We work hard here every day to meet and surpass the audience expectations that you have and make the time investment you spend here worthwhile to you. So I just want to thank you, because in the midst of what is said to be recessionary times and down revenues throughout much of broadcasting and media — I mean the newspapers are the ones that are in trouble. Newspapers are laying people off left and right. Some of the television network news divisions, they’re having trouble as well. Plus the prime-time entertainment. But we’re not. It’s very humbling to me. It’s stunning in a way. I’ll give you an example. In 1988 when we started this program, it was just this program, and the other media was the three networks — the big newspapers and magazines — and CNN. That was it. There were 125 radio stations doing talk, and now here we are in 2008, there are over 2,500 radio stations doing talk. We have I don’t know how many cable networks doing news and faux news and who knows what the hell else.

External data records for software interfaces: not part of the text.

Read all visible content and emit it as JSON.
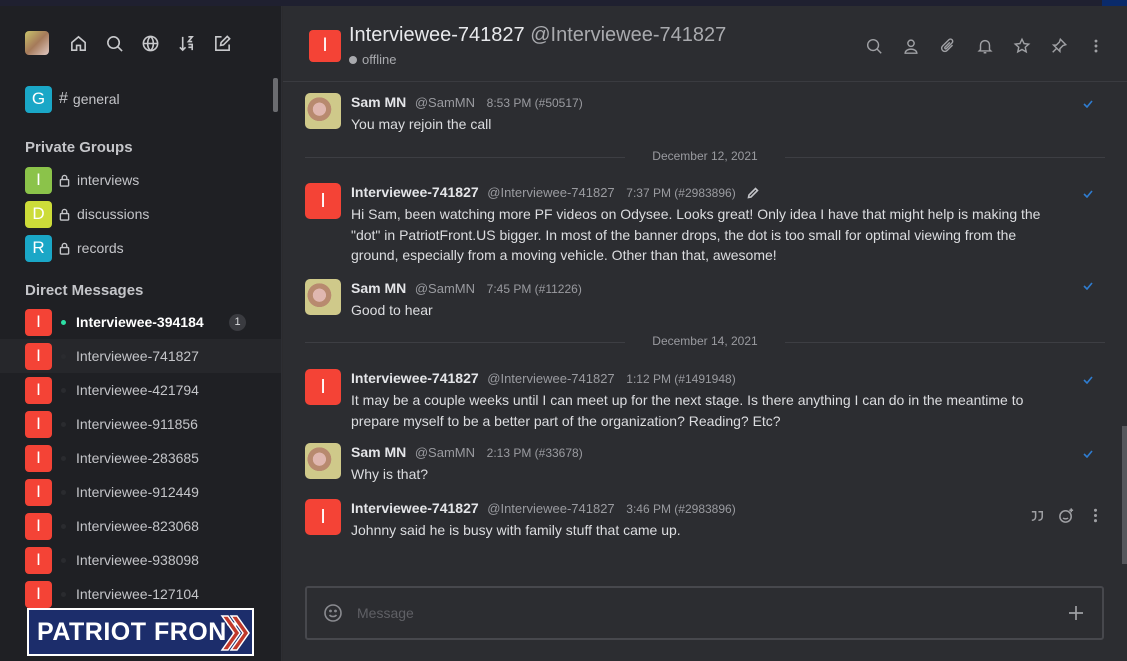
{
  "sidebar": {
    "channel": {
      "avatar": "G",
      "name": "general"
    },
    "private_title": "Private Groups",
    "groups": [
      {
        "avatar": "I",
        "name": "interviews"
      },
      {
        "avatar": "D",
        "name": "discussions"
      },
      {
        "avatar": "R",
        "name": "records"
      }
    ],
    "dm_title": "Direct Messages",
    "dms": [
      {
        "avatar": "I",
        "name": "Interviewee-394184",
        "badge": "1"
      },
      {
        "avatar": "I",
        "name": "Interviewee-741827"
      },
      {
        "avatar": "I",
        "name": "Interviewee-421794"
      },
      {
        "avatar": "I",
        "name": "Interviewee-911856"
      },
      {
        "avatar": "I",
        "name": "Interviewee-283685"
      },
      {
        "avatar": "I",
        "name": "Interviewee-912449"
      },
      {
        "avatar": "I",
        "name": "Interviewee-823068"
      },
      {
        "avatar": "I",
        "name": "Interviewee-938098"
      },
      {
        "avatar": "I",
        "name": "Interviewee-127104"
      }
    ],
    "logo_text": "PATRIOT FRONT"
  },
  "header": {
    "avatar": "I",
    "title": "Interviewee-741827",
    "handle": "@Interviewee-741827",
    "status": "offline"
  },
  "messages": [
    {
      "name": "Sam MN",
      "handle": "@SamMN",
      "time": "8:53 PM (#50517)",
      "text": "You may rejoin the call"
    },
    {
      "name": "Interviewee-741827",
      "handle": "@Interviewee-741827",
      "time": "7:37 PM (#2983896)",
      "text": "Hi Sam, been watching more PF videos on Odysee. Looks great! Only idea I have that might help is making the \"dot\" in PatriotFront.US bigger. In most of the banner drops, the dot is too small for optimal viewing from the ground, especially from a moving vehicle. Other than that, awesome!"
    },
    {
      "name": "Sam MN",
      "handle": "@SamMN",
      "time": "7:45 PM (#11226)",
      "text": "Good to hear"
    },
    {
      "name": "Interviewee-741827",
      "handle": "@Interviewee-741827",
      "time": "1:12 PM (#1491948)",
      "text": "It may be a couple weeks until I can meet up for the next stage. Is there anything I can do in the meantime to prepare myself to be a better part of the organization? Reading? Etc?"
    },
    {
      "name": "Sam MN",
      "handle": "@SamMN",
      "time": "2:13 PM (#33678)",
      "text": "Why is that?"
    },
    {
      "name": "Interviewee-741827",
      "handle": "@Interviewee-741827",
      "time": "3:46 PM (#2983896)",
      "text": "Johnny said he is busy with family stuff that came up."
    }
  ],
  "dividers": [
    "December 12, 2021",
    "December 14, 2021"
  ],
  "composer": {
    "placeholder": "Message"
  },
  "colors": {
    "accent_red": "#f44336",
    "online": "#2de0a5",
    "check": "#2f7dd1"
  }
}
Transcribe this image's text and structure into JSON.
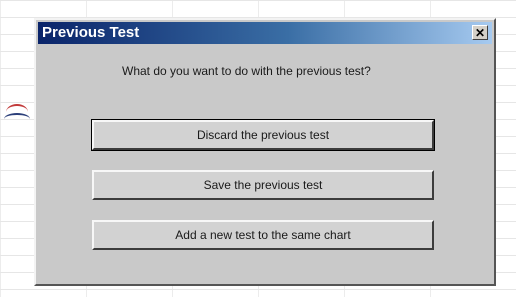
{
  "dialog": {
    "title": "Previous Test",
    "close_symbol": "✕",
    "question": "What do you want to do with the previous test?",
    "buttons": [
      {
        "label": "Discard the previous test"
      },
      {
        "label": "Save the previous test"
      },
      {
        "label": "Add a new test to the same chart"
      }
    ]
  },
  "colors": {
    "titlebar_start": "#0a246a",
    "titlebar_end": "#a6caf0",
    "dialog_face": "#c9c9c9"
  }
}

We’re not far away from having the Thimble Channel on TV or on satellite radio for people that want news about thimbles. That’s how niche programming and audiences are becoming. And yet throughout all of this expansion, the pie, the broadcast pie — radio, cable news — has grown. People who have never advertised in this medium before are now advertising, and they’re enjoying phenomenal success in most instances. And throughout all of this — you want something really stunning? Throughout all of this (in 1988, I’m it. For three or four years, I’m it. Then the boom began, and all these other programs started) we have not lost a single audience member. These other programs have not cannibalized this one, have not cannibalized each other. The libs are having trouble. They always do have trouble on a medium where you can’t do something else while you’re listening. Who wants to listen to people angry and enraged all the time? But regardless, it’s been phenomenal.
And when I see a story in the New York Times that I know is going to get picked up, ‘Radio’s Revenue Falls,’ this is designed to create all kinds of concern. Remember, the media would love for this program to go south; the media would love the Fairness Doctrine to come back around. The media would love for their monopoly (which they used to have up until 1988) go south and come back. So they’ll be eager to report anything that makes you think the salad days are over, and they’re not. We’re just as strong as ever, stronger than ever, and it’s because you are out there and listening each and every day and have a sophisticated understanding of the model that makes a program like this work. I just want to thank you from the bottom of my heart here on Thanksgiving eve because it means more to me than I would ever be able to express to you.